Would you return every entry, exactly as it is written?

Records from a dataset
● ● ● ●

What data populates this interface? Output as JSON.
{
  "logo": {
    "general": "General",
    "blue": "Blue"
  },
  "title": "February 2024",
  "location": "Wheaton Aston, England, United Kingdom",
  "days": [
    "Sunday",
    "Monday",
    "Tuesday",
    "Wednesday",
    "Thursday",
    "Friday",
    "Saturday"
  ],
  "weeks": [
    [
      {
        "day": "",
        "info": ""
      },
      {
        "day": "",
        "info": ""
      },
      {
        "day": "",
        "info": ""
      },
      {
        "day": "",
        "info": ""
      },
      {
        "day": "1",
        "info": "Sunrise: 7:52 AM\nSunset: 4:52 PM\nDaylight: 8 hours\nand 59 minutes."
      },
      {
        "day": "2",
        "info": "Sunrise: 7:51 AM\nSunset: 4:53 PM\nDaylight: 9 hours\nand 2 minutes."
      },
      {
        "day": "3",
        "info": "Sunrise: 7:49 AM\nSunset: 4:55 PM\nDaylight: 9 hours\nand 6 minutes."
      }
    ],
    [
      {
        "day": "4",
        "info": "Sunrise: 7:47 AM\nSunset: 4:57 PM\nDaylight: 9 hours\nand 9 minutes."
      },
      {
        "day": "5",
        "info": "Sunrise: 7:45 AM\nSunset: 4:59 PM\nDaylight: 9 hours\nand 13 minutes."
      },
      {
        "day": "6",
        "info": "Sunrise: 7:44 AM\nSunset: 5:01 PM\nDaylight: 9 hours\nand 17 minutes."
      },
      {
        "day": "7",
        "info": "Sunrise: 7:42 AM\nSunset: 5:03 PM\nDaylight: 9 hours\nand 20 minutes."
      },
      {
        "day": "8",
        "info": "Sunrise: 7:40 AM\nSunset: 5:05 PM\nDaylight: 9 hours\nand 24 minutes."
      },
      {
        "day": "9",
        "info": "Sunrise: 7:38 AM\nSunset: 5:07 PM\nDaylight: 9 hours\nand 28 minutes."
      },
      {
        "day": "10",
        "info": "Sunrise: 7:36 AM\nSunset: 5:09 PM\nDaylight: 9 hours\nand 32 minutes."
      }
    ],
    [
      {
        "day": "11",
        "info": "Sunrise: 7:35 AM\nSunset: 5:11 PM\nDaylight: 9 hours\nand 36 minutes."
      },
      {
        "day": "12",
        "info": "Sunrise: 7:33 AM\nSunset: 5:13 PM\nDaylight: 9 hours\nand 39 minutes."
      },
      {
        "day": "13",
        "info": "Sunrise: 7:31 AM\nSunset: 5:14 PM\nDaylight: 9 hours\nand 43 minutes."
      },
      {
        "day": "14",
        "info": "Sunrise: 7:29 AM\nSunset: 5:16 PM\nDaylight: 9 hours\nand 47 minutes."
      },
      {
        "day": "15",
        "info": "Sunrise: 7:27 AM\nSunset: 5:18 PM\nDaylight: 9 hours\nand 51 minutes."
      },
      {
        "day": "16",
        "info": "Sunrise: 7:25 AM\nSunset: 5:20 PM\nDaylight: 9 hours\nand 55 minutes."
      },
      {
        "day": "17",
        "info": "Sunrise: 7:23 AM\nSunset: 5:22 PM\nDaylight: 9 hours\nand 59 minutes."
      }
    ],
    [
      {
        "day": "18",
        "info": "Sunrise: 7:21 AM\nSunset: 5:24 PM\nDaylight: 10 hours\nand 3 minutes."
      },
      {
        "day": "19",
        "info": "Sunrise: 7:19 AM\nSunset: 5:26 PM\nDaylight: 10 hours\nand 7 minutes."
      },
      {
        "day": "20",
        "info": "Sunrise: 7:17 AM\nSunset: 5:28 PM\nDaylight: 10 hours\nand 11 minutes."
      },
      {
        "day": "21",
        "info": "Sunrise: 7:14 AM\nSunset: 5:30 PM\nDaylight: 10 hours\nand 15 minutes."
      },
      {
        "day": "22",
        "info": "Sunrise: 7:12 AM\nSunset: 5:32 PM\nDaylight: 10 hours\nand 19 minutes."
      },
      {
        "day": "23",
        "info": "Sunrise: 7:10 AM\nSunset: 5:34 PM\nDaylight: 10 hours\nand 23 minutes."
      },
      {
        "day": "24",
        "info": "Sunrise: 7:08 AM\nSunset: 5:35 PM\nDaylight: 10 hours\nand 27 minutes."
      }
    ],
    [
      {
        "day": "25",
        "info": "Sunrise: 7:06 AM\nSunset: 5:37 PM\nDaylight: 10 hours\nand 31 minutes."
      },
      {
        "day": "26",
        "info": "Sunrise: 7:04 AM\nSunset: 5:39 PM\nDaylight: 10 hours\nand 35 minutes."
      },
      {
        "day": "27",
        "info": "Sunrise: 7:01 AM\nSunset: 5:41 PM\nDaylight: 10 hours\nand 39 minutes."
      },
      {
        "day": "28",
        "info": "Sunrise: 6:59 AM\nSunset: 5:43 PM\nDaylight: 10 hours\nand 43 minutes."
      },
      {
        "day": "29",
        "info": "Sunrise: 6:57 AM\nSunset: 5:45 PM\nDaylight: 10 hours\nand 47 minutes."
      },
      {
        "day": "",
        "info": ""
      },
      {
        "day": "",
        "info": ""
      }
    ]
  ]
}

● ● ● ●

SOLUTION:
What data populates this interface? Output as JSON.
{
  "logo": {
    "general": "General",
    "blue": "Blue"
  },
  "title": "February 2024",
  "location": "Wheaton Aston, England, United Kingdom",
  "days": [
    "Sunday",
    "Monday",
    "Tuesday",
    "Wednesday",
    "Thursday",
    "Friday",
    "Saturday"
  ],
  "weeks": [
    [
      {
        "day": "",
        "info": ""
      },
      {
        "day": "",
        "info": ""
      },
      {
        "day": "",
        "info": ""
      },
      {
        "day": "",
        "info": ""
      },
      {
        "day": "1",
        "info": "Sunrise: 7:52 AM\nSunset: 4:52 PM\nDaylight: 8 hours\nand 59 minutes."
      },
      {
        "day": "2",
        "info": "Sunrise: 7:51 AM\nSunset: 4:53 PM\nDaylight: 9 hours\nand 2 minutes."
      },
      {
        "day": "3",
        "info": "Sunrise: 7:49 AM\nSunset: 4:55 PM\nDaylight: 9 hours\nand 6 minutes."
      }
    ],
    [
      {
        "day": "4",
        "info": "Sunrise: 7:47 AM\nSunset: 4:57 PM\nDaylight: 9 hours\nand 9 minutes."
      },
      {
        "day": "5",
        "info": "Sunrise: 7:45 AM\nSunset: 4:59 PM\nDaylight: 9 hours\nand 13 minutes."
      },
      {
        "day": "6",
        "info": "Sunrise: 7:44 AM\nSunset: 5:01 PM\nDaylight: 9 hours\nand 17 minutes."
      },
      {
        "day": "7",
        "info": "Sunrise: 7:42 AM\nSunset: 5:03 PM\nDaylight: 9 hours\nand 20 minutes."
      },
      {
        "day": "8",
        "info": "Sunrise: 7:40 AM\nSunset: 5:05 PM\nDaylight: 9 hours\nand 24 minutes."
      },
      {
        "day": "9",
        "info": "Sunrise: 7:38 AM\nSunset: 5:07 PM\nDaylight: 9 hours\nand 28 minutes."
      },
      {
        "day": "10",
        "info": "Sunrise: 7:36 AM\nSunset: 5:09 PM\nDaylight: 9 hours\nand 32 minutes."
      }
    ],
    [
      {
        "day": "11",
        "info": "Sunrise: 7:35 AM\nSunset: 5:11 PM\nDaylight: 9 hours\nand 36 minutes."
      },
      {
        "day": "12",
        "info": "Sunrise: 7:33 AM\nSunset: 5:13 PM\nDaylight: 9 hours\nand 39 minutes."
      },
      {
        "day": "13",
        "info": "Sunrise: 7:31 AM\nSunset: 5:14 PM\nDaylight: 9 hours\nand 43 minutes."
      },
      {
        "day": "14",
        "info": "Sunrise: 7:29 AM\nSunset: 5:16 PM\nDaylight: 9 hours\nand 47 minutes."
      },
      {
        "day": "15",
        "info": "Sunrise: 7:27 AM\nSunset: 5:18 PM\nDaylight: 9 hours\nand 51 minutes."
      },
      {
        "day": "16",
        "info": "Sunrise: 7:25 AM\nSunset: 5:20 PM\nDaylight: 9 hours\nand 55 minutes."
      },
      {
        "day": "17",
        "info": "Sunrise: 7:23 AM\nSunset: 5:22 PM\nDaylight: 9 hours\nand 59 minutes."
      }
    ],
    [
      {
        "day": "18",
        "info": "Sunrise: 7:21 AM\nSunset: 5:24 PM\nDaylight: 10 hours\nand 3 minutes."
      },
      {
        "day": "19",
        "info": "Sunrise: 7:19 AM\nSunset: 5:26 PM\nDaylight: 10 hours\nand 7 minutes."
      },
      {
        "day": "20",
        "info": "Sunrise: 7:17 AM\nSunset: 5:28 PM\nDaylight: 10 hours\nand 11 minutes."
      },
      {
        "day": "21",
        "info": "Sunrise: 7:14 AM\nSunset: 5:30 PM\nDaylight: 10 hours\nand 15 minutes."
      },
      {
        "day": "22",
        "info": "Sunrise: 7:12 AM\nSunset: 5:32 PM\nDaylight: 10 hours\nand 19 minutes."
      },
      {
        "day": "23",
        "info": "Sunrise: 7:10 AM\nSunset: 5:34 PM\nDaylight: 10 hours\nand 23 minutes."
      },
      {
        "day": "24",
        "info": "Sunrise: 7:08 AM\nSunset: 5:35 PM\nDaylight: 10 hours\nand 27 minutes."
      }
    ],
    [
      {
        "day": "25",
        "info": "Sunrise: 7:06 AM\nSunset: 5:37 PM\nDaylight: 10 hours\nand 31 minutes."
      },
      {
        "day": "26",
        "info": "Sunrise: 7:04 AM\nSunset: 5:39 PM\nDaylight: 10 hours\nand 35 minutes."
      },
      {
        "day": "27",
        "info": "Sunrise: 7:01 AM\nSunset: 5:41 PM\nDaylight: 10 hours\nand 39 minutes."
      },
      {
        "day": "28",
        "info": "Sunrise: 6:59 AM\nSunset: 5:43 PM\nDaylight: 10 hours\nand 43 minutes."
      },
      {
        "day": "29",
        "info": "Sunrise: 6:57 AM\nSunset: 5:45 PM\nDaylight: 10 hours\nand 47 minutes."
      },
      {
        "day": "",
        "info": ""
      },
      {
        "day": "",
        "info": ""
      }
    ]
  ]
}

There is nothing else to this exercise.